Requirement: The number of lines below containing the word "header" is all that should be returned.

+++ Data listing +++

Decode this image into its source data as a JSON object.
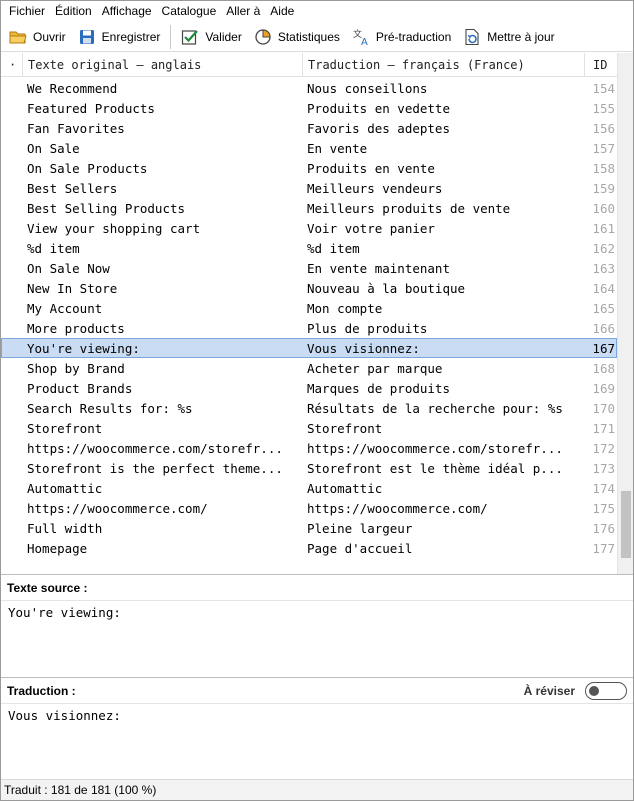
{
  "menu": [
    "Fichier",
    "Édition",
    "Affichage",
    "Catalogue",
    "Aller à",
    "Aide"
  ],
  "toolbar": {
    "open_label": "Ouvrir",
    "save_label": "Enregistrer",
    "validate_label": "Valider",
    "stats_label": "Statistiques",
    "pretranslate_label": "Pré-traduction",
    "update_label": "Mettre à jour"
  },
  "table": {
    "col_dot": "·",
    "col_source": "Texte original — anglais",
    "col_translation": "Traduction — français (France)",
    "col_id": "ID",
    "rows": [
      {
        "source": "We Recommend",
        "translation": "Nous conseillons",
        "id": "154"
      },
      {
        "source": "Featured Products",
        "translation": "Produits en vedette",
        "id": "155"
      },
      {
        "source": "Fan Favorites",
        "translation": "Favoris des adeptes",
        "id": "156"
      },
      {
        "source": "On Sale",
        "translation": "En vente",
        "id": "157"
      },
      {
        "source": "On Sale Products",
        "translation": "Produits en vente",
        "id": "158"
      },
      {
        "source": "Best Sellers",
        "translation": "Meilleurs vendeurs",
        "id": "159"
      },
      {
        "source": "Best Selling Products",
        "translation": "Meilleurs produits de vente",
        "id": "160"
      },
      {
        "source": "View your shopping cart",
        "translation": "Voir votre panier",
        "id": "161"
      },
      {
        "source": "%d item",
        "translation": "%d item",
        "id": "162"
      },
      {
        "source": "On Sale Now",
        "translation": "En vente maintenant",
        "id": "163"
      },
      {
        "source": "New In Store",
        "translation": "Nouveau à la boutique",
        "id": "164"
      },
      {
        "source": "My Account",
        "translation": "Mon compte",
        "id": "165"
      },
      {
        "source": "More products",
        "translation": "Plus de produits",
        "id": "166"
      },
      {
        "source": "You're viewing:",
        "translation": "Vous visionnez:",
        "id": "167",
        "selected": true
      },
      {
        "source": "Shop by Brand",
        "translation": "Acheter par marque",
        "id": "168"
      },
      {
        "source": "Product Brands",
        "translation": "Marques de produits",
        "id": "169"
      },
      {
        "source": "Search Results for: %s",
        "translation": "Résultats de la recherche pour: %s",
        "id": "170"
      },
      {
        "source": "Storefront",
        "translation": "Storefront",
        "id": "171"
      },
      {
        "source": "https://woocommerce.com/storefr...",
        "translation": "https://woocommerce.com/storefr...",
        "id": "172"
      },
      {
        "source": "Storefront is the perfect theme...",
        "translation": "Storefront est le thème idéal p...",
        "id": "173"
      },
      {
        "source": "Automattic",
        "translation": "Automattic",
        "id": "174"
      },
      {
        "source": "https://woocommerce.com/",
        "translation": "https://woocommerce.com/",
        "id": "175"
      },
      {
        "source": "Full width",
        "translation": "Pleine largeur",
        "id": "176"
      },
      {
        "source": "Homepage",
        "translation": "Page d'accueil",
        "id": "177"
      }
    ]
  },
  "source_pane": {
    "header": "Texte source :",
    "text": "You're viewing:"
  },
  "translation_pane": {
    "header": "Traduction :",
    "review_label": "À réviser",
    "text": "Vous visionnez:"
  },
  "status": {
    "text": "Traduit : 181 de 181 (100 %)"
  },
  "colors": {
    "selection": "#c9dcf3",
    "selection_border": "#7aa6de",
    "id_muted": "#a8a8a8"
  }
}
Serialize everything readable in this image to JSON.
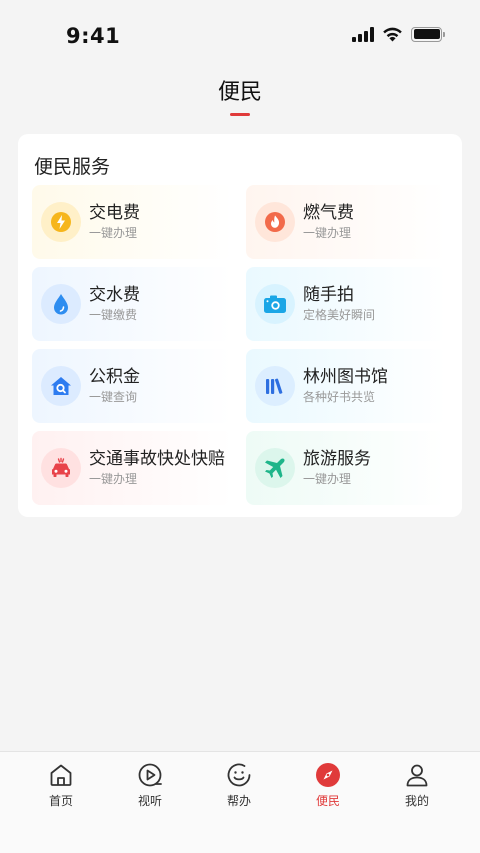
{
  "status": {
    "time": "9:41"
  },
  "header": {
    "title": "便民",
    "accent": "#e03a3a"
  },
  "section": {
    "title": "便民服务",
    "items": [
      {
        "name": "交电费",
        "sub": "一键办理",
        "icon": "lightning-icon"
      },
      {
        "name": "燃气费",
        "sub": "一键办理",
        "icon": "flame-icon"
      },
      {
        "name": "交水费",
        "sub": "一键缴费",
        "icon": "water-drop-icon"
      },
      {
        "name": "随手拍",
        "sub": "定格美好瞬间",
        "icon": "camera-icon"
      },
      {
        "name": "公积金",
        "sub": "一键查询",
        "icon": "house-search-icon"
      },
      {
        "name": "林州图书馆",
        "sub": "各种好书共览",
        "icon": "books-icon"
      },
      {
        "name": "交通事故快处快赔",
        "sub": "一键办理",
        "icon": "car-accident-icon"
      },
      {
        "name": "旅游服务",
        "sub": "一键办理",
        "icon": "airplane-icon"
      }
    ]
  },
  "tabbar": {
    "active": "便民",
    "items": [
      {
        "label": "首页",
        "icon": "home-icon"
      },
      {
        "label": "视听",
        "icon": "play-icon"
      },
      {
        "label": "帮办",
        "icon": "smile-icon"
      },
      {
        "label": "便民",
        "icon": "compass-icon"
      },
      {
        "label": "我的",
        "icon": "user-icon"
      }
    ]
  }
}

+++

Output of the task: 3